THE INTERNATIONAL pipeline industry is engaged in a major push to reduce costs. In 1998, BP initiated the Pipeline Cost Reduction technology project to seek significant reductions in capital expenditure. Many of its suppliers are involved in projects to streamline the pipeline process through improved design, materials, welding, construction practices and equipment, operations and project execution. This work is being done with considerable cross-industry cooperation with other operators, suppliers, research groups and contractors.
The initiative has already seen the development of a computer based simulation tool to model the entire onshore pipeline construction process and quantify the cost benefit of proposed technology improvements.
The initiatives include the development of reliability based design methods; development and field proving of very high strength linepipe and use of advanced laser techniques for pipeline girth welding. Every aspect of onshore pipeline technology has been challenged with a number of cost reduction opportunities identified.
This year, BP joined forces with the International Pipeline and Offshore Contractors Association (IPLOCA) to launch an annual award for innovation that has reduced cross countrypipeline construction costs. This award was won by Maats for enhancement of a sideboom to give a multi-purpose vehicle that reduces the amount of equipment needed in the field during construction.

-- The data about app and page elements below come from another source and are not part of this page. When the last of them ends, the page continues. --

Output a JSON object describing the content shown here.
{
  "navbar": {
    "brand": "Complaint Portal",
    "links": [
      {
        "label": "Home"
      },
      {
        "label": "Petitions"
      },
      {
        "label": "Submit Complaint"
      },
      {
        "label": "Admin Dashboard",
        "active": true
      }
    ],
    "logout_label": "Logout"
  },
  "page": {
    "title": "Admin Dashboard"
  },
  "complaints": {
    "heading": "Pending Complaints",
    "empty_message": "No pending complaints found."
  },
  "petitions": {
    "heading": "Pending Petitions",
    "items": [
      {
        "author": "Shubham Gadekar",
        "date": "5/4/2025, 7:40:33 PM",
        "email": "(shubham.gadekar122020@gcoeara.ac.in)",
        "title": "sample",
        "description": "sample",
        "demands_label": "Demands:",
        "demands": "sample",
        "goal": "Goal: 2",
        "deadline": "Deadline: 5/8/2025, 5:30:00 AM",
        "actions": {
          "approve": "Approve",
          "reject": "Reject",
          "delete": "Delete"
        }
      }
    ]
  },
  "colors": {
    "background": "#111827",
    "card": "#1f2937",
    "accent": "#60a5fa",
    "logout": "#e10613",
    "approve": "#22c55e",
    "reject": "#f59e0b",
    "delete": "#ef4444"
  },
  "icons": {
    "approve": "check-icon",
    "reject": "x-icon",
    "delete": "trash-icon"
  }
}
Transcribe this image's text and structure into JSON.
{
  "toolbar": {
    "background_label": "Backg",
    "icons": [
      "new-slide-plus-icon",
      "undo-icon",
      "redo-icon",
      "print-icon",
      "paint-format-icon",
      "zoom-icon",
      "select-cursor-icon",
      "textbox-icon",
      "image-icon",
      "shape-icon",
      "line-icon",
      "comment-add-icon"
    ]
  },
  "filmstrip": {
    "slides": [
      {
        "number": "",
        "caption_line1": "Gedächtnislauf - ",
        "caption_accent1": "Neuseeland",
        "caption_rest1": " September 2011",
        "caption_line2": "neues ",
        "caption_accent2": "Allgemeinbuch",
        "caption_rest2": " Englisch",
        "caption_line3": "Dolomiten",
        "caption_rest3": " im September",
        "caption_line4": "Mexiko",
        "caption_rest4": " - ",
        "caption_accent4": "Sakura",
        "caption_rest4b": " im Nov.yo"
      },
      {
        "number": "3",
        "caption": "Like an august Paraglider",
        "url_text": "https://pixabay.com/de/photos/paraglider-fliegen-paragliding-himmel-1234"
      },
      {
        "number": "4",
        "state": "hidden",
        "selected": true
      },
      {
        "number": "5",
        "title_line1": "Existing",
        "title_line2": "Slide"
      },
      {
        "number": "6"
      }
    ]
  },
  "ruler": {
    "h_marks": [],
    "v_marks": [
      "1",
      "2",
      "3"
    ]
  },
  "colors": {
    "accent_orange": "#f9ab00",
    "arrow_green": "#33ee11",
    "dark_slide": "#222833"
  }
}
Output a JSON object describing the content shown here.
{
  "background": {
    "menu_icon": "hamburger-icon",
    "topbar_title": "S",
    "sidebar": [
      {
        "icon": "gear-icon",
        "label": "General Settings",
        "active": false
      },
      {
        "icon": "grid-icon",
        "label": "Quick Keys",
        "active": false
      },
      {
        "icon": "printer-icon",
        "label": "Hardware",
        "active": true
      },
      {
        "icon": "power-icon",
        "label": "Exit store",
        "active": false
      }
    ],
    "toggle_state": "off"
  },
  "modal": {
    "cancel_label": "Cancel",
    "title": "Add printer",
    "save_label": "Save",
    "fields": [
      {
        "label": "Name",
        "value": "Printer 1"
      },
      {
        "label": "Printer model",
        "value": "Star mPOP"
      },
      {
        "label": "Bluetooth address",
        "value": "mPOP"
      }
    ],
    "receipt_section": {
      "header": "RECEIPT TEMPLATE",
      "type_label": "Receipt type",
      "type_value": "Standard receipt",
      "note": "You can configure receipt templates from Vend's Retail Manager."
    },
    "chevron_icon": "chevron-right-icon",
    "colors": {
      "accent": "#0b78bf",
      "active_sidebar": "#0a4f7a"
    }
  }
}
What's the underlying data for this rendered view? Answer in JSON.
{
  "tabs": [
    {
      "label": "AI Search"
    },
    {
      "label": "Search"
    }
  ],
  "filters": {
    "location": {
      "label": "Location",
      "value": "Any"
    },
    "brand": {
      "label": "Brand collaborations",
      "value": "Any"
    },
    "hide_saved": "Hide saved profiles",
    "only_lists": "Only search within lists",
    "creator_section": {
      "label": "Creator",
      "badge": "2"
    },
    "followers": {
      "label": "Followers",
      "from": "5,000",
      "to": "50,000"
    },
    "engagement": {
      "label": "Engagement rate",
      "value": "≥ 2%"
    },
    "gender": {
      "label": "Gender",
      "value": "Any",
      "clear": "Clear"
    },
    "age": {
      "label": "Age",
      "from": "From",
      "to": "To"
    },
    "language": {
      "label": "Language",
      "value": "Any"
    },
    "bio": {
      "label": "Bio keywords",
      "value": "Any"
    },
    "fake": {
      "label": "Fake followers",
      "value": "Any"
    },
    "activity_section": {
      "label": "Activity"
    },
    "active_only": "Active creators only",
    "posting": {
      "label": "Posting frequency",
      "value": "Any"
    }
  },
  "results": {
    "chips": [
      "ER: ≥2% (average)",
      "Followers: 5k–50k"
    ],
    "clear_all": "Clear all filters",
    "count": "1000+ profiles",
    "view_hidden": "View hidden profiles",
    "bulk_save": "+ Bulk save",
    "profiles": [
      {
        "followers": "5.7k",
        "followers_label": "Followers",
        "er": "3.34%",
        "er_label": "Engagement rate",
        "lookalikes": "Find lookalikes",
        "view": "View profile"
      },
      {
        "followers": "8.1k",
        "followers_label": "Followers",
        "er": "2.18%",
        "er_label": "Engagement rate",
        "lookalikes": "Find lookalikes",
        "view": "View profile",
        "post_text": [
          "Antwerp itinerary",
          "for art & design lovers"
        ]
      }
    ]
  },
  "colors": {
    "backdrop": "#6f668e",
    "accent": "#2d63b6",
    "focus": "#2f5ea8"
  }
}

Norman Sanderson is project manager for Pipeline Cost Reduction in BP